By 1835, Moreau had organized a group of young and energetic “auxiliary priests” whose mission was to travel the diocese, assisting in educational and spiritual growth programs at parishes. That same year, Bishop Jean-Baptiste Bouvier asked him to oversee the Brothers of St. Joseph, a group of educators founded by Rev. Jacques-François Dujarié. Two years later on March 1, 1837, Fr. Moreau merged the priests and brothers and the association took its name from the small French town outside of Le Mans from which it was based, Sainte-Croix. The new order’s name became Congregatio a Sancta Cruce (hence the initials C.S.C.), which literally means “Congregation of Holy Cross.” 

The Cross soon became an integral part of his community’s spirituality. The motto of the congregation is Ave Crux, Spes Unica, which means “Hail the Cross, Our Only Hope” — calling on the community to “learn how even the Cross can be borne as a gift.” 

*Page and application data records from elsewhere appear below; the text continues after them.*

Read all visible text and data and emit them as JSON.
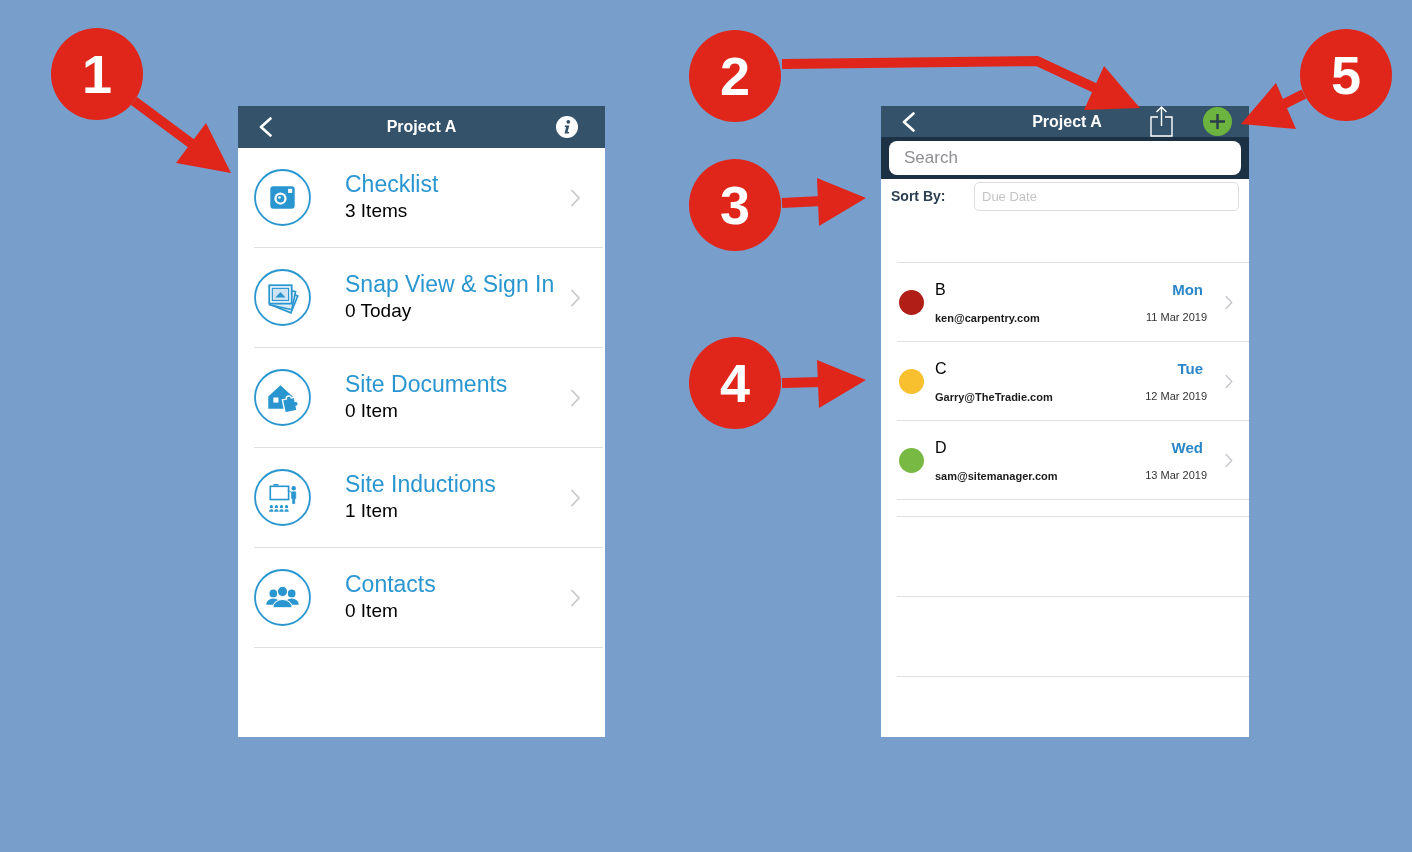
{
  "left_screen": {
    "nav_bar": {
      "title": "Project A"
    },
    "items": [
      {
        "title": "Checklist",
        "subtitle": "3 Items"
      },
      {
        "title": "Snap View & Sign In",
        "subtitle": "0 Today"
      },
      {
        "title": "Site Documents",
        "subtitle": "0 Item"
      },
      {
        "title": "Site Inductions",
        "subtitle": "1 Item"
      },
      {
        "title": "Contacts",
        "subtitle": "0 Item"
      }
    ]
  },
  "right_screen": {
    "nav_bar": {
      "title": "Project A"
    },
    "search": {
      "placeholder": "Search"
    },
    "sort": {
      "label": "Sort By:",
      "placeholder": "Due Date"
    },
    "rows": [
      {
        "name": "B",
        "email": "ken@carpentry.com",
        "day": "Mon",
        "date": "11 Mar 2019",
        "color": "#b01e17"
      },
      {
        "name": "C",
        "email": "Garry@TheTradie.com",
        "day": "Tue",
        "date": "12 Mar 2019",
        "color": "#f8c02e"
      },
      {
        "name": "D",
        "email": "sam@sitemanager.com",
        "day": "Wed",
        "date": "13 Mar 2019",
        "color": "#78b943"
      }
    ]
  },
  "callouts": [
    {
      "number": "1"
    },
    {
      "number": "2"
    },
    {
      "number": "3"
    },
    {
      "number": "4"
    },
    {
      "number": "5"
    }
  ]
}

Blessed Moreau’s vision was to complete and maximize the spiritual vigor of this association — to give it “one heart, one soul” — by modeling it after the Holy Family and bringing into it a group of sisters who would also be involved in education and evangelization. 

Reflecting his association’s zeal to make God known, loved and served, Moreau started sending members to other countries, including Algeria, Canada, Bangladesh and the United States. He sent seven young men — six brothers and Rev. Edward Sorin — to the United States, where in 1842, they founded the University of Notre Dame. In 1857, the Holy See officially declared Moreau’s group to be a religious congregation and the Congregation of Holy Cross was born. 

Died: January 20, 1873 

Beatified: September 15, 2007 by Pope Benedict XVI